AIM OF THE EXERCISE
Skip the images and print the listing exactly.
━━ DATA TO EXAMINE
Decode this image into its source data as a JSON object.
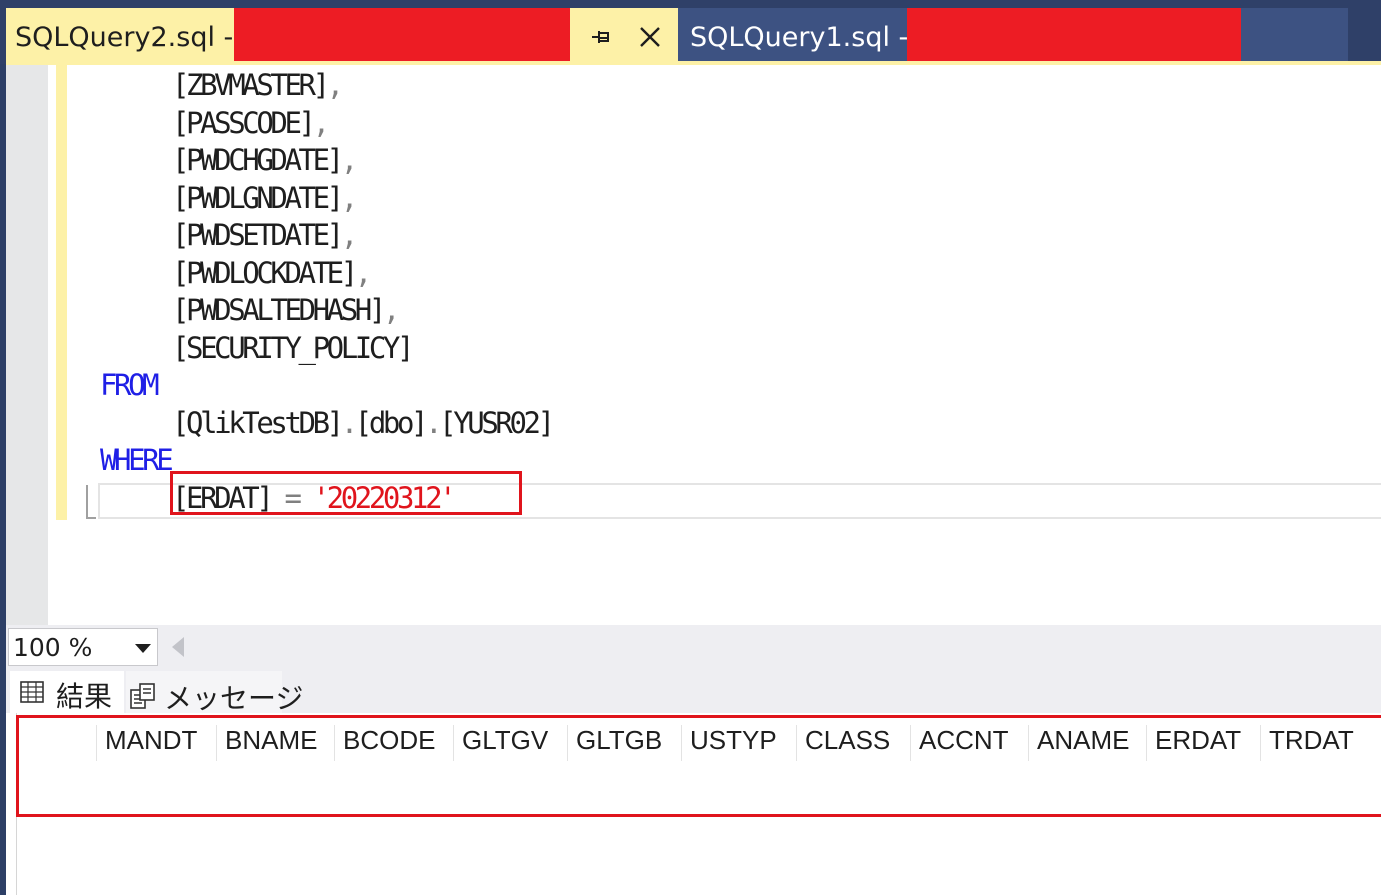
{
  "tabs": {
    "active": {
      "title": "SQLQuery2.sql -",
      "pin_icon": "pin-icon",
      "close_icon": "close-icon"
    },
    "inactive": {
      "title": "SQLQuery1.sql -"
    }
  },
  "editor": {
    "lines": [
      {
        "indent": true,
        "parts": [
          {
            "t": "[ZBVMASTER]",
            "c": "ident"
          },
          {
            "t": ",",
            "c": "punct"
          }
        ]
      },
      {
        "indent": true,
        "parts": [
          {
            "t": "[PASSCODE]",
            "c": "ident"
          },
          {
            "t": ",",
            "c": "punct"
          }
        ]
      },
      {
        "indent": true,
        "parts": [
          {
            "t": "[PWDCHGDATE]",
            "c": "ident"
          },
          {
            "t": ",",
            "c": "punct"
          }
        ]
      },
      {
        "indent": true,
        "parts": [
          {
            "t": "[PWDLGNDATE]",
            "c": "ident"
          },
          {
            "t": ",",
            "c": "punct"
          }
        ]
      },
      {
        "indent": true,
        "parts": [
          {
            "t": "[PWDSETDATE]",
            "c": "ident"
          },
          {
            "t": ",",
            "c": "punct"
          }
        ]
      },
      {
        "indent": true,
        "parts": [
          {
            "t": "[PWDLOCKDATE]",
            "c": "ident"
          },
          {
            "t": ",",
            "c": "punct"
          }
        ]
      },
      {
        "indent": true,
        "parts": [
          {
            "t": "[PWDSALTEDHASH]",
            "c": "ident"
          },
          {
            "t": ",",
            "c": "punct"
          }
        ]
      },
      {
        "indent": true,
        "parts": [
          {
            "t": "[SECURITY_POLICY]",
            "c": "ident"
          }
        ]
      },
      {
        "indent": false,
        "parts": [
          {
            "t": "FROM",
            "c": "kw"
          }
        ]
      },
      {
        "indent": true,
        "parts": [
          {
            "t": "[QlikTestDB]",
            "c": "ident"
          },
          {
            "t": ".",
            "c": "punct"
          },
          {
            "t": "[dbo]",
            "c": "ident"
          },
          {
            "t": ".",
            "c": "punct"
          },
          {
            "t": "[YUSR02]",
            "c": "ident"
          }
        ]
      },
      {
        "indent": false,
        "parts": [
          {
            "t": "WHERE",
            "c": "kw"
          }
        ]
      },
      {
        "indent": true,
        "parts": [
          {
            "t": "[ERDAT]",
            "c": "ident"
          },
          {
            "t": " = ",
            "c": "punct"
          },
          {
            "t": "'20220312'",
            "c": "str"
          }
        ]
      }
    ]
  },
  "zoom": {
    "value": "100 %"
  },
  "results_tabs": [
    {
      "label": "結果",
      "icon": "grid-icon"
    },
    {
      "label": "メッセージ",
      "icon": "messages-icon"
    }
  ],
  "results_grid": {
    "columns": [
      "MANDT",
      "BNAME",
      "BCODE",
      "GLTGV",
      "GLTGB",
      "USTYP",
      "CLASS",
      "ACCNT",
      "ANAME",
      "ERDAT",
      "TRDAT"
    ],
    "rows": []
  },
  "colors": {
    "tab_active": "#fdf1a7",
    "tab_strip": "#2f4068",
    "keyword": "#1f1fe6",
    "string": "#e0141c",
    "highlight_box": "#e0141c",
    "redaction": "#ed1c24"
  }
}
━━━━
PROBLEM SOLUTION
Decode this image into its source data as a JSON object.
{
  "tabs": {
    "active": {
      "title": "SQLQuery2.sql -",
      "pin_icon": "pin-icon",
      "close_icon": "close-icon"
    },
    "inactive": {
      "title": "SQLQuery1.sql -"
    }
  },
  "editor": {
    "lines": [
      {
        "indent": true,
        "parts": [
          {
            "t": "[ZBVMASTER]",
            "c": "ident"
          },
          {
            "t": ",",
            "c": "punct"
          }
        ]
      },
      {
        "indent": true,
        "parts": [
          {
            "t": "[PASSCODE]",
            "c": "ident"
          },
          {
            "t": ",",
            "c": "punct"
          }
        ]
      },
      {
        "indent": true,
        "parts": [
          {
            "t": "[PWDCHGDATE]",
            "c": "ident"
          },
          {
            "t": ",",
            "c": "punct"
          }
        ]
      },
      {
        "indent": true,
        "parts": [
          {
            "t": "[PWDLGNDATE]",
            "c": "ident"
          },
          {
            "t": ",",
            "c": "punct"
          }
        ]
      },
      {
        "indent": true,
        "parts": [
          {
            "t": "[PWDSETDATE]",
            "c": "ident"
          },
          {
            "t": ",",
            "c": "punct"
          }
        ]
      },
      {
        "indent": true,
        "parts": [
          {
            "t": "[PWDLOCKDATE]",
            "c": "ident"
          },
          {
            "t": ",",
            "c": "punct"
          }
        ]
      },
      {
        "indent": true,
        "parts": [
          {
            "t": "[PWDSALTEDHASH]",
            "c": "ident"
          },
          {
            "t": ",",
            "c": "punct"
          }
        ]
      },
      {
        "indent": true,
        "parts": [
          {
            "t": "[SECURITY_POLICY]",
            "c": "ident"
          }
        ]
      },
      {
        "indent": false,
        "parts": [
          {
            "t": "FROM",
            "c": "kw"
          }
        ]
      },
      {
        "indent": true,
        "parts": [
          {
            "t": "[QlikTestDB]",
            "c": "ident"
          },
          {
            "t": ".",
            "c": "punct"
          },
          {
            "t": "[dbo]",
            "c": "ident"
          },
          {
            "t": ".",
            "c": "punct"
          },
          {
            "t": "[YUSR02]",
            "c": "ident"
          }
        ]
      },
      {
        "indent": false,
        "parts": [
          {
            "t": "WHERE",
            "c": "kw"
          }
        ]
      },
      {
        "indent": true,
        "parts": [
          {
            "t": "[ERDAT]",
            "c": "ident"
          },
          {
            "t": " = ",
            "c": "punct"
          },
          {
            "t": "'20220312'",
            "c": "str"
          }
        ]
      }
    ]
  },
  "zoom": {
    "value": "100 %"
  },
  "results_tabs": [
    {
      "label": "結果",
      "icon": "grid-icon"
    },
    {
      "label": "メッセージ",
      "icon": "messages-icon"
    }
  ],
  "results_grid": {
    "columns": [
      "MANDT",
      "BNAME",
      "BCODE",
      "GLTGV",
      "GLTGB",
      "USTYP",
      "CLASS",
      "ACCNT",
      "ANAME",
      "ERDAT",
      "TRDAT"
    ],
    "rows": []
  },
  "colors": {
    "tab_active": "#fdf1a7",
    "tab_strip": "#2f4068",
    "keyword": "#1f1fe6",
    "string": "#e0141c",
    "highlight_box": "#e0141c",
    "redaction": "#ed1c24"
  }
}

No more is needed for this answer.